I finished reading "Eat, Pray, Love" by Elizabeth Gilbert yesterday. I can't believe that I have only read one book so far in April, but I have been busy looking for work, connecting with my newly-found Scottish relatives, and - yes - blogging. But if I had to stop at only one book for the month, I'd be happy. I ordered it thinking it was going to be a pleasant travelogue. And it is. Gilbert is a superb writer. She could pen fascinating essays from Siberia, the Sahara or even the Antarctic. It is truly a "couldn't put it down" book. But "Eat, Pray, Love" is so much more.
After a devastating, long-drawn-out divorce, an on-the-rebound failed love affair and subsequent depression, Gilbert decides to take a year to travel to Italy, India and Indonesia (specifically Bali). She planned to explore pleasure (through food) in Italy, devotion (by living at an ashram in Indian) and a combination of worldly enjoyment and divine transcendence in Bali. As I read it, I found myself earmarking the book, something I don't even do while reading my book club books.
Little did I know that while Gilbert was exploring her spirituality, I was exploring mine. For me, it was literally a self-help book (and I never buy self-help books because they do nothing for me.) In her pages I found peace, serenity, contentment, release from pain, succor, call it what you will, for a difficult situation I'm enduring right now.
I'm going to print some passages from the book here, because they are ones that spoke to me. But I think everyone who reads it will find something to meditate upon. (I will leave the passage about soul friends for another post.) I HIGHLY recommend this book.
Page 120: "I honor the divinity that resides inside me." (Me: God is in me. God is love, therefore I must love myself. I AM good, I have worth, I am someone, I am not to be taken lightly. I may have overstepped the Yogi's concept a bit, but isn't the purpose of any text to take your thoughts to the next step?)

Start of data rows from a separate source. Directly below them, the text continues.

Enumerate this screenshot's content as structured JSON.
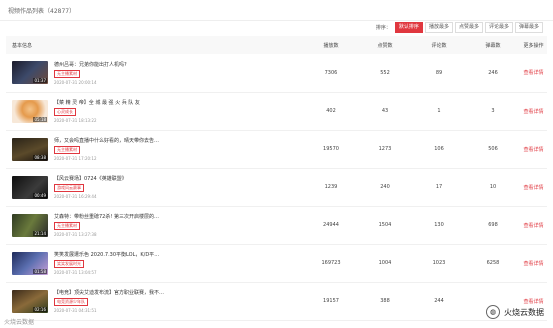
{
  "header": {
    "title": "视频作品列表（42877）"
  },
  "sort": {
    "label": "排序：",
    "buttons": [
      "默认排序",
      "播放最多",
      "点赞最多",
      "评论最多",
      "弹幕最多"
    ],
    "active_color": "#e0373f"
  },
  "table": {
    "columns": [
      "基本信息",
      "播放数",
      "点赞数",
      "评论数",
      "弹幕数",
      "更多操作"
    ],
    "rows": [
      {
        "title": "德州吕哥：兄弟你能出打人机吗?",
        "tag": "无主播素材",
        "date": "2020-07-31 20:00:14",
        "duration": "01:37",
        "plays": "7306",
        "likes": "552",
        "comments": "89",
        "danmaku": "246",
        "action": "查看详情"
      },
      {
        "title": "【菜 精 灵 帝】全 城 最 强 火 兵 队 友",
        "tag": "心灵成长",
        "date": "2020-07-31 18:13:22",
        "duration": "05:18",
        "plays": "402",
        "likes": "43",
        "comments": "1",
        "danmaku": "3",
        "action": "查看详情"
      },
      {
        "title": "师，又会吗直播中什么好看的，晴天带你去告…",
        "tag": "无主播素材",
        "date": "2020-07-31 17:20:12",
        "duration": "08:38",
        "plays": "19570",
        "likes": "1273",
        "comments": "106",
        "danmaku": "506",
        "action": "查看详情"
      },
      {
        "title": "【风云赛场】0724《英雄联盟》",
        "tag": "游戏风云赛事",
        "date": "2020-07-31 16:29:44",
        "duration": "00:49",
        "plays": "1239",
        "likes": "240",
        "comments": "17",
        "danmaku": "10",
        "action": "查看详情"
      },
      {
        "title": "艾森特：带粉丝重磅72杀! 第三次开启楼层的…",
        "tag": "无主播素材",
        "date": "2020-07-31 13:27:38",
        "duration": "21:14",
        "plays": "24944",
        "likes": "1504",
        "comments": "130",
        "danmaku": "698",
        "action": "查看详情"
      },
      {
        "title": "笑笑发展遭乐色 2020.7.30平衡LOL，K/D平衡…",
        "tag": "笑笑发展时光",
        "date": "2020-07-31 13:04:57",
        "duration": "01:58",
        "plays": "169723",
        "likes": "1004",
        "comments": "1023",
        "danmaku": "6258",
        "action": "查看详情"
      },
      {
        "title": "【电竞】顶尖艾迪发布流】官方职业联赛，我不…",
        "tag": "电竞资源少年队",
        "date": "2020-07-31 04:31:51",
        "duration": "02:16",
        "plays": "19157",
        "likes": "388",
        "comments": "244",
        "danmaku": "",
        "action": "查看详情"
      }
    ]
  },
  "watermark": {
    "text": "火烧云数据",
    "corner_text": "火烧云数据"
  }
}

Page 178-179. "I will not harbor unhealthy thoughts anymore.....A harbor of course is a place of refuge, a port of entry. I pictured the harbor of my mind - a little beat-up, perhaps, a little storm-worn, but well situated and with a nice depth. The harbor of my mind is an open bay, the only access to the island of my Self (which is a young and volcanic island, yes, but fertile and promising). The island has been through some wars, it is true, but now committed to peace, under a new leader (me) who has instituted new policies to protect the place....You may not come here any more with your hard and abusive thoughts, with your plague ships of thoughts, with your slave ships of thoughts, with your warships of thoughts--all these will be turned away....This is a peaceful harbor, the entryway to a fine and proud island this is only now beginning to cultivate tranquillity...."
Page 251: "The [Balinese] child is taught from the earliest consciousness that she has these four brothers with her in the world wherever she goes, and that they will always look after her. the brothers inhabit the four virtues a person needs in order to be safe and happy in life: Intelligence, friendship, strength and (I love this one) poetry. The brothers can be called upon in any critical situation for rescue and assistance. When you die, your four spirit brothers will collect your soul and bring you to heaven."
Page 260: "...I also keep remembering a simple idea my friend Darcey once told me--that all the sorrow and trouble of this world is caused by unhappy people. Not only the big global Hitler-'n'-Stalin picture, but on the smallest personal level....The search for contentment is therefore, not merely a self-preserving and self-benefiting act, but also a generous gift to the world. Clearing out all your misery gets you out of the way. You cease being an obstacle, not only to yourself, but to anyone else. Only then are you free to serve and enjoy other people."